Input section start

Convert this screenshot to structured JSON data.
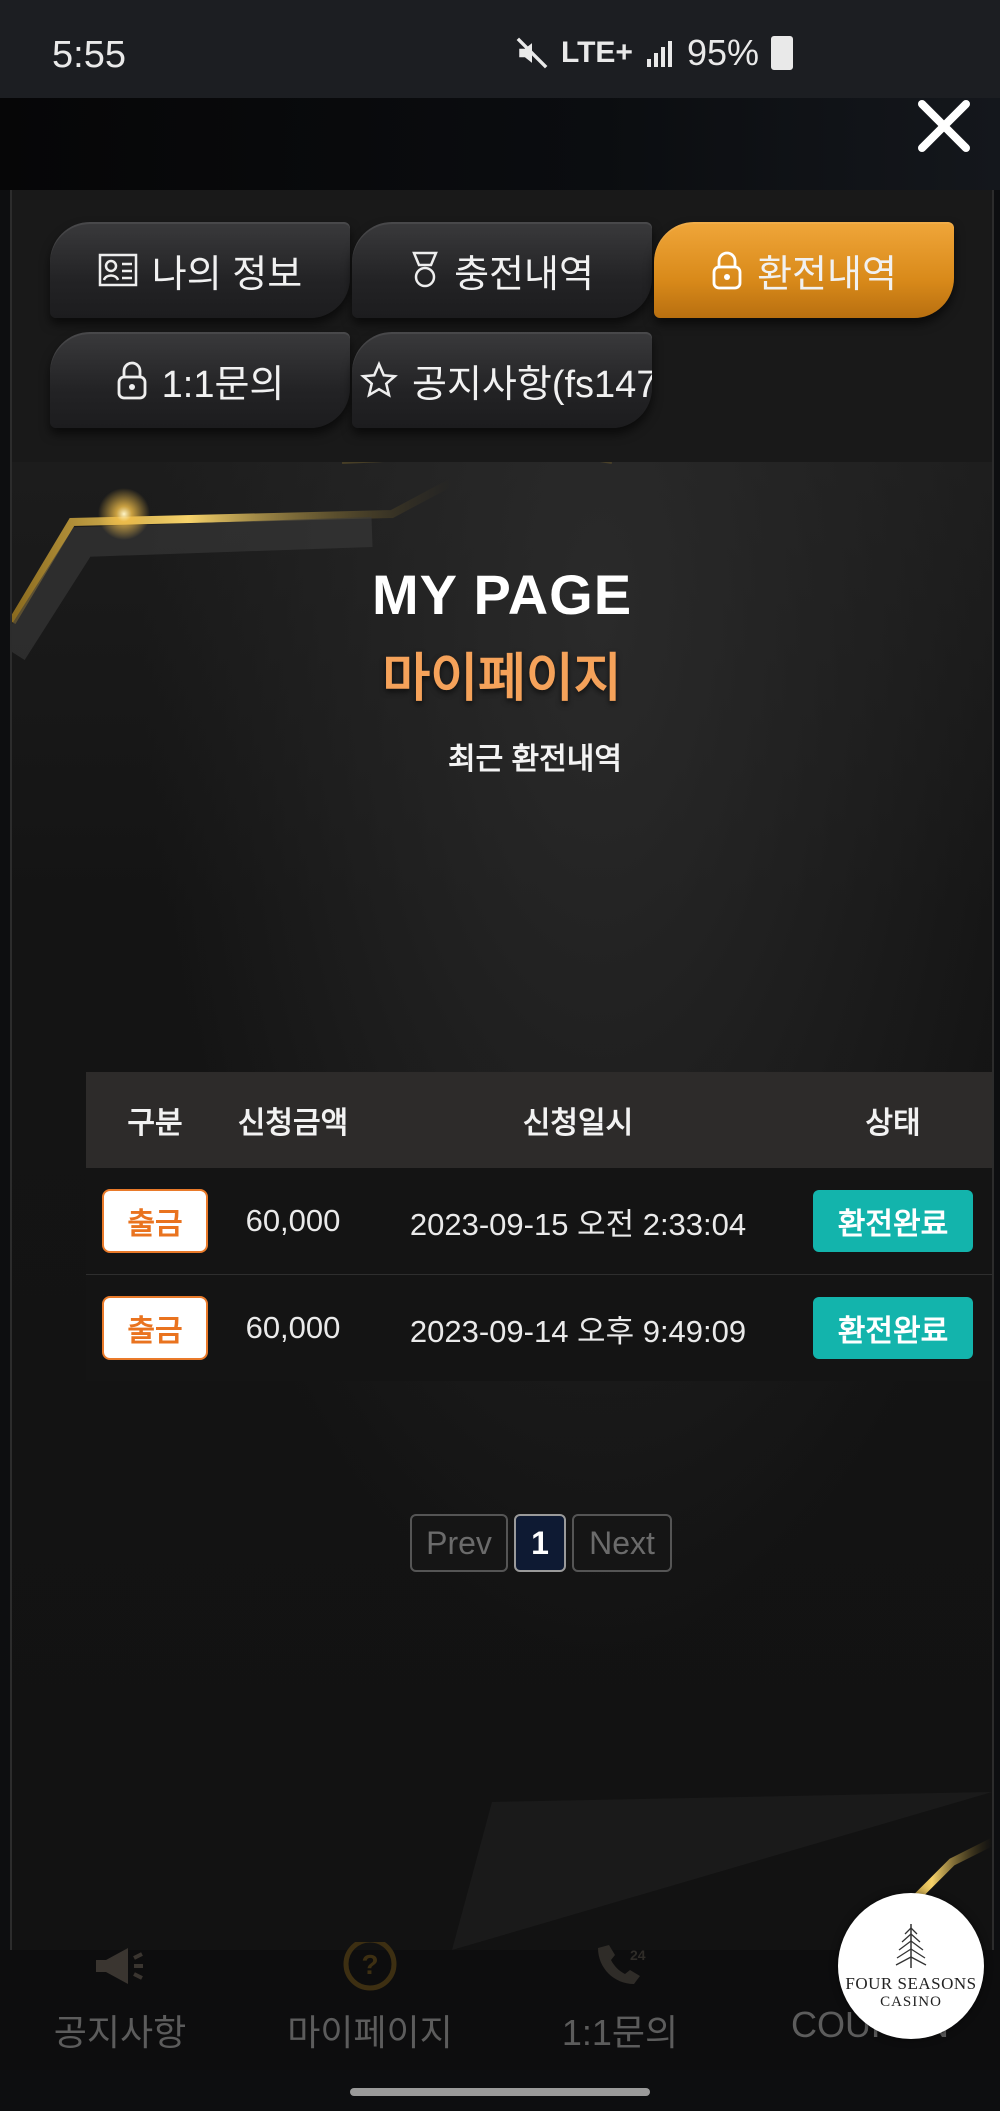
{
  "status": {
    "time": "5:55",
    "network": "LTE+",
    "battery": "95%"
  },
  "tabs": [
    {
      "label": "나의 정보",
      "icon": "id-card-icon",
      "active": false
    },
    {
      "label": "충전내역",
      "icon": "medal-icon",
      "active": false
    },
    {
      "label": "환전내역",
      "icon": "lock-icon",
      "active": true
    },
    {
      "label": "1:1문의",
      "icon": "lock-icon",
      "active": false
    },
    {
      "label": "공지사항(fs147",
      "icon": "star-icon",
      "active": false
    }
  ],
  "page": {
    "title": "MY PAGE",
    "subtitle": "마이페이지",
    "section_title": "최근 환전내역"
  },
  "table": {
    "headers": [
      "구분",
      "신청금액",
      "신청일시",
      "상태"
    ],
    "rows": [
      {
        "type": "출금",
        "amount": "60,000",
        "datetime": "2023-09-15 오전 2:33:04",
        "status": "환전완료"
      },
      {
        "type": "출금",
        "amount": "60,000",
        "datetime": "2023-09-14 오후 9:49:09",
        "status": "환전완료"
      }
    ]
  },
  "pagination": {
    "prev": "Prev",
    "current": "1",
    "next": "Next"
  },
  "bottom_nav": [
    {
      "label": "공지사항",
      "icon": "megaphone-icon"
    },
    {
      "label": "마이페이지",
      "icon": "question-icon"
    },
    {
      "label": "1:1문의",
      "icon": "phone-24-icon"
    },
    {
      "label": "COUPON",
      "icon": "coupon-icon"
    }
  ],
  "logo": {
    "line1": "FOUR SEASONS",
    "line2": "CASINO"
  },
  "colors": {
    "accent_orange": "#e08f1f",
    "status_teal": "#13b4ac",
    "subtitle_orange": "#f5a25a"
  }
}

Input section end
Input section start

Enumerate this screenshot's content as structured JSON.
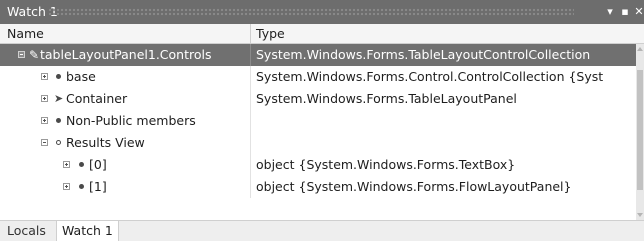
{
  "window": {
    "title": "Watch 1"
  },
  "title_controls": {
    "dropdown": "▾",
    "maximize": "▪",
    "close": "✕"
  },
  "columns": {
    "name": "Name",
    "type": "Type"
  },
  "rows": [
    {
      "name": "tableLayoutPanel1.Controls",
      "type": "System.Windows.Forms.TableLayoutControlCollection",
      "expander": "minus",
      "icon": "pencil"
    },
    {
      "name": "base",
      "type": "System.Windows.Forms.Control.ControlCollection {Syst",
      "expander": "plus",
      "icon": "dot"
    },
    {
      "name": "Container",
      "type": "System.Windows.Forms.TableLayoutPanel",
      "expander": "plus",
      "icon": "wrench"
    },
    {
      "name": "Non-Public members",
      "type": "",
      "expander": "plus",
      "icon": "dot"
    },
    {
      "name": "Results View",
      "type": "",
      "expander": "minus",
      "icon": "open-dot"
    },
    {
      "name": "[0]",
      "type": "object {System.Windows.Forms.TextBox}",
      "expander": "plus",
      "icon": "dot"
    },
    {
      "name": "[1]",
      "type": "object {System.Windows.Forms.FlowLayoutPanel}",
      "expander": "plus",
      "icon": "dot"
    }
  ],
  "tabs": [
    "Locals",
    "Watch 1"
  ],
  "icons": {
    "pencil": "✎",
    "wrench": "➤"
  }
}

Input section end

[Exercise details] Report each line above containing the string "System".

[Task response]
      "type": "System.Windows.Forms.TableLayoutControlCollection",
      "type": "System.Windows.Forms.Control.ControlCollection {Syst",
      "type": "System.Windows.Forms.TableLayoutPanel",
      "type": "object {System.Windows.Forms.TextBox}",
      "type": "object {System.Windows.Forms.FlowLayoutPanel}",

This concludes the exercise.